[Stored dataset items]
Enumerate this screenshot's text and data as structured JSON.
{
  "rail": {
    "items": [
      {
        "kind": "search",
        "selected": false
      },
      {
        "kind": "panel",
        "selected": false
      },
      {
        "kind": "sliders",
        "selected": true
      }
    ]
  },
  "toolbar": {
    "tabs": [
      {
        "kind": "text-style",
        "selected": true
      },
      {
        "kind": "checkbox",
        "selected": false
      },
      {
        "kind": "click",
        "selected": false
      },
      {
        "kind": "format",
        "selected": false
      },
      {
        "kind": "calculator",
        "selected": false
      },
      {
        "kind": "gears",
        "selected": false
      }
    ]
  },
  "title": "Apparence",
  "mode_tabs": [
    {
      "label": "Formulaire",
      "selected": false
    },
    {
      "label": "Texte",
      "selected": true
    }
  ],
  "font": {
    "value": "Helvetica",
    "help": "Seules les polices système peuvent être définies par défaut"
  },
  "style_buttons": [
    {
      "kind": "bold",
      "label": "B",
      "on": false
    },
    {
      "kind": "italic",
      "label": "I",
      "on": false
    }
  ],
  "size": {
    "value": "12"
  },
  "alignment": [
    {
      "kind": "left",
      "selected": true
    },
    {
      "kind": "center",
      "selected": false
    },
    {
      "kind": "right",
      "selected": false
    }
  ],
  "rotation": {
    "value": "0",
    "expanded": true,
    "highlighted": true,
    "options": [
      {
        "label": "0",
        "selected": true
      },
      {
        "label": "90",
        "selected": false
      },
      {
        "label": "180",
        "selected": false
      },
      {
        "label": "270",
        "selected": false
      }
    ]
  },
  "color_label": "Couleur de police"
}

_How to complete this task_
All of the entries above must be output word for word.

_Result of the task_
Enumerate this screenshot's text and data as structured JSON.
{
  "rail": {
    "items": [
      {
        "kind": "search",
        "selected": false
      },
      {
        "kind": "panel",
        "selected": false
      },
      {
        "kind": "sliders",
        "selected": true
      }
    ]
  },
  "toolbar": {
    "tabs": [
      {
        "kind": "text-style",
        "selected": true
      },
      {
        "kind": "checkbox",
        "selected": false
      },
      {
        "kind": "click",
        "selected": false
      },
      {
        "kind": "format",
        "selected": false
      },
      {
        "kind": "calculator",
        "selected": false
      },
      {
        "kind": "gears",
        "selected": false
      }
    ]
  },
  "title": "Apparence",
  "mode_tabs": [
    {
      "label": "Formulaire",
      "selected": false
    },
    {
      "label": "Texte",
      "selected": true
    }
  ],
  "font": {
    "value": "Helvetica",
    "help": "Seules les polices système peuvent être définies par défaut"
  },
  "style_buttons": [
    {
      "kind": "bold",
      "label": "B",
      "on": false
    },
    {
      "kind": "italic",
      "label": "I",
      "on": false
    }
  ],
  "size": {
    "value": "12"
  },
  "alignment": [
    {
      "kind": "left",
      "selected": true
    },
    {
      "kind": "center",
      "selected": false
    },
    {
      "kind": "right",
      "selected": false
    }
  ],
  "rotation": {
    "value": "0",
    "expanded": true,
    "highlighted": true,
    "options": [
      {
        "label": "0",
        "selected": true
      },
      {
        "label": "90",
        "selected": false
      },
      {
        "label": "180",
        "selected": false
      },
      {
        "label": "270",
        "selected": false
      }
    ]
  },
  "color_label": "Couleur de police"
}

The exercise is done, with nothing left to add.